Mondays, Wednesdays and Fridays, the U.S. men’s national goalball team can be found practicing at Turnstone, getting ready for its September trip to Rio De Janiero for the Paralympics.
While the trip to Rio is still a few months away, Thursday marks the start of the 2016 United States Association of Blind Athletes National Goalball Championships.
Seventeen teams from across the country will be in Fort Wayne for the tournament, said Kenna Davis, communications specialist at Turnstone, which is hosting the event. Teams will come from New Jersey, Michigan, California and Florida, among other states, Davis said.
Goalball is an international sport for athletes with visual impairments. The game is played with three players on each team. A ball weighing just under 3 pounds is thrown discus-style across the court. Davis described game play as similar to that of soccer and reverse dodgeball, in that players actively throw themselves in front of the ball to defend their goal.
Players are required to wear a blackout mask and the ball contains three bells that ring when the ball is thrown or rolled. The court itself has markings that allow the players to feel where they are on the court in relation to the goal.
"There’s probably about 150 to 200 players nationwide," Davis said. "It’s not a huge sport, but it is a Paralympic sport and the team training here is going to Rio in September to compete. The team is ranked third in the world."
Davis said Turnstone expects about 130 athletes and coaches for the tournament and about 300 to 500 people total, when factoring in relatives, friends and fans who may travel with the teams.
Overall, Fort Wayne will host about 150,000 visitors this summer as people from across the country arrive to compete and watch sports tournaments, including wresting and volleyball, as well as a host of youth and adaptive sports, said Dan O’Connell, CEO of Visit Fort Wayne.
In total, sports tournaments will generate about $30 million in tourism revenue throughout the summer, O’Connell said, making them an important contributor to the area economy.
"An emerging player in making that contribution is Turnstone," O’Connell said. "They’ve built a beautiful new $14 million field house, they have organized in the past things like power soccer and sled hockey."
The hope, O’Connell said, is to turn Fort Wayne into a destination for disability sports teams and competitions. As part of that effort, Turnstone is seeking designation as an official training site by the U.S. Olympic Committee. Part of that application, O’Connell said, is a site inspection that occurred during the June 17-19 Power Soccer National Championships.
Other steps have been taken to ensure the city is as accessible as possible to people with disabilities, including meetings with the local hotels for sensitivity programs, O’Connell said.

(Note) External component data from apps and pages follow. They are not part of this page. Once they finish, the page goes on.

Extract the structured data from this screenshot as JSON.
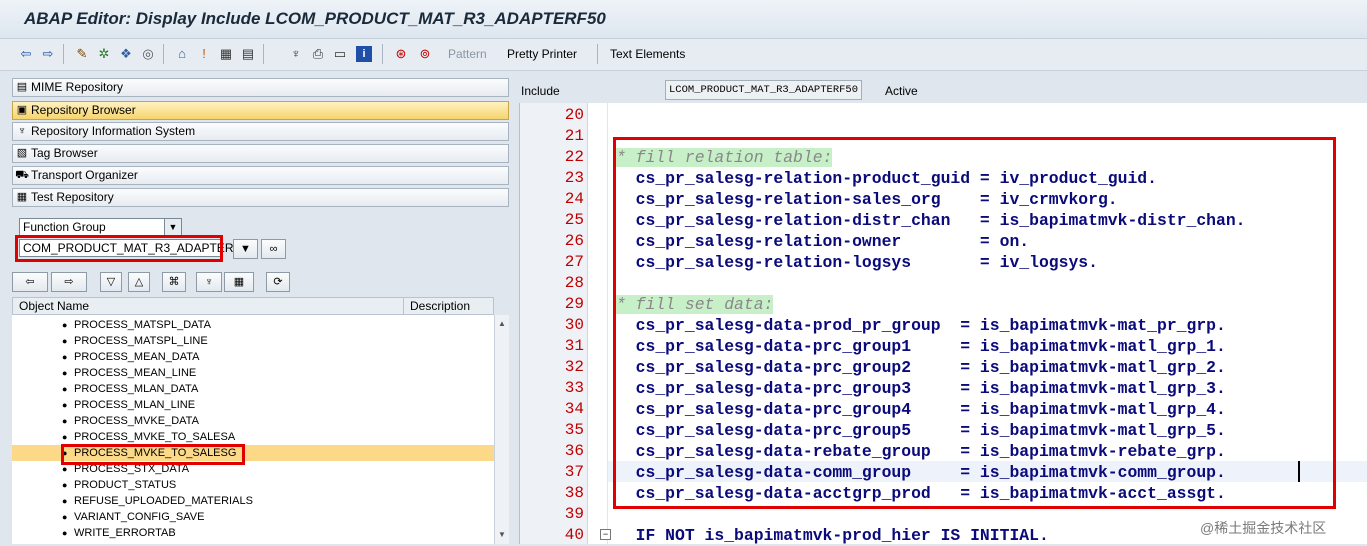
{
  "window": {
    "title": "ABAP Editor: Display Include LCOM_PRODUCT_MAT_R3_ADAPTERF50"
  },
  "toolbar": {
    "pattern_label": "Pattern",
    "pretty_printer_label": "Pretty Printer",
    "text_elements_label": "Text Elements"
  },
  "nav": {
    "items": [
      {
        "label": "MIME Repository"
      },
      {
        "label": "Repository Browser"
      },
      {
        "label": "Repository Information System"
      },
      {
        "label": "Tag Browser"
      },
      {
        "label": "Transport Organizer"
      },
      {
        "label": "Test Repository"
      }
    ],
    "selected_index": 1
  },
  "object_selector": {
    "type_value": "Function Group",
    "name_value": "COM_PRODUCT_MAT_R3_ADAPTER"
  },
  "tree": {
    "columns": [
      "Object Name",
      "Description"
    ],
    "rows": [
      "PROCESS_MATSPL_DATA",
      "PROCESS_MATSPL_LINE",
      "PROCESS_MEAN_DATA",
      "PROCESS_MEAN_LINE",
      "PROCESS_MLAN_DATA",
      "PROCESS_MLAN_LINE",
      "PROCESS_MVKE_DATA",
      "PROCESS_MVKE_TO_SALESA",
      "PROCESS_MVKE_TO_SALESG",
      "PROCESS_STX_DATA",
      "PRODUCT_STATUS",
      "REFUSE_UPLOADED_MATERIALS",
      "VARIANT_CONFIG_SAVE",
      "WRITE_ERRORTAB"
    ],
    "selected_row": "PROCESS_MVKE_TO_SALESG"
  },
  "editor": {
    "include_label": "Include",
    "include_name": "LCOM_PRODUCT_MAT_R3_ADAPTERF50",
    "status": "Active",
    "lines": [
      {
        "num": "20",
        "text": ""
      },
      {
        "num": "21",
        "text": ""
      },
      {
        "num": "22",
        "text": "* fill relation table:",
        "comment": true
      },
      {
        "num": "23",
        "text": "  cs_pr_salesg-relation-product_guid = iv_product_guid."
      },
      {
        "num": "24",
        "text": "  cs_pr_salesg-relation-sales_org    = iv_crmvkorg."
      },
      {
        "num": "25",
        "text": "  cs_pr_salesg-relation-distr_chan   = is_bapimatmvk-distr_chan."
      },
      {
        "num": "26",
        "text": "  cs_pr_salesg-relation-owner        = on."
      },
      {
        "num": "27",
        "text": "  cs_pr_salesg-relation-logsys       = iv_logsys."
      },
      {
        "num": "28",
        "text": ""
      },
      {
        "num": "29",
        "text": "* fill set data:",
        "comment": true
      },
      {
        "num": "30",
        "text": "  cs_pr_salesg-data-prod_pr_group  = is_bapimatmvk-mat_pr_grp."
      },
      {
        "num": "31",
        "text": "  cs_pr_salesg-data-prc_group1     = is_bapimatmvk-matl_grp_1."
      },
      {
        "num": "32",
        "text": "  cs_pr_salesg-data-prc_group2     = is_bapimatmvk-matl_grp_2."
      },
      {
        "num": "33",
        "text": "  cs_pr_salesg-data-prc_group3     = is_bapimatmvk-matl_grp_3."
      },
      {
        "num": "34",
        "text": "  cs_pr_salesg-data-prc_group4     = is_bapimatmvk-matl_grp_4."
      },
      {
        "num": "35",
        "text": "  cs_pr_salesg-data-prc_group5     = is_bapimatmvk-matl_grp_5."
      },
      {
        "num": "36",
        "text": "  cs_pr_salesg-data-rebate_group   = is_bapimatmvk-rebate_grp."
      },
      {
        "num": "37",
        "text": "  cs_pr_salesg-data-comm_group     = is_bapimatmvk-comm_group."
      },
      {
        "num": "38",
        "text": "  cs_pr_salesg-data-acctgrp_prod   = is_bapimatmvk-acct_assgt."
      },
      {
        "num": "39",
        "text": ""
      },
      {
        "num": "40",
        "text": "  IF NOT is_bapimatmvk-prod_hier IS INITIAL."
      }
    ]
  },
  "watermark": "@稀土掘金技术社区"
}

"It’s a point of community pride that we’re not just ADA accessible, but we’re well beyond that," O’Connell said. "Some communities are dog friendly, some communities are bicycle friendly – and Fort Wayne is. We hope to become known as disability friendly."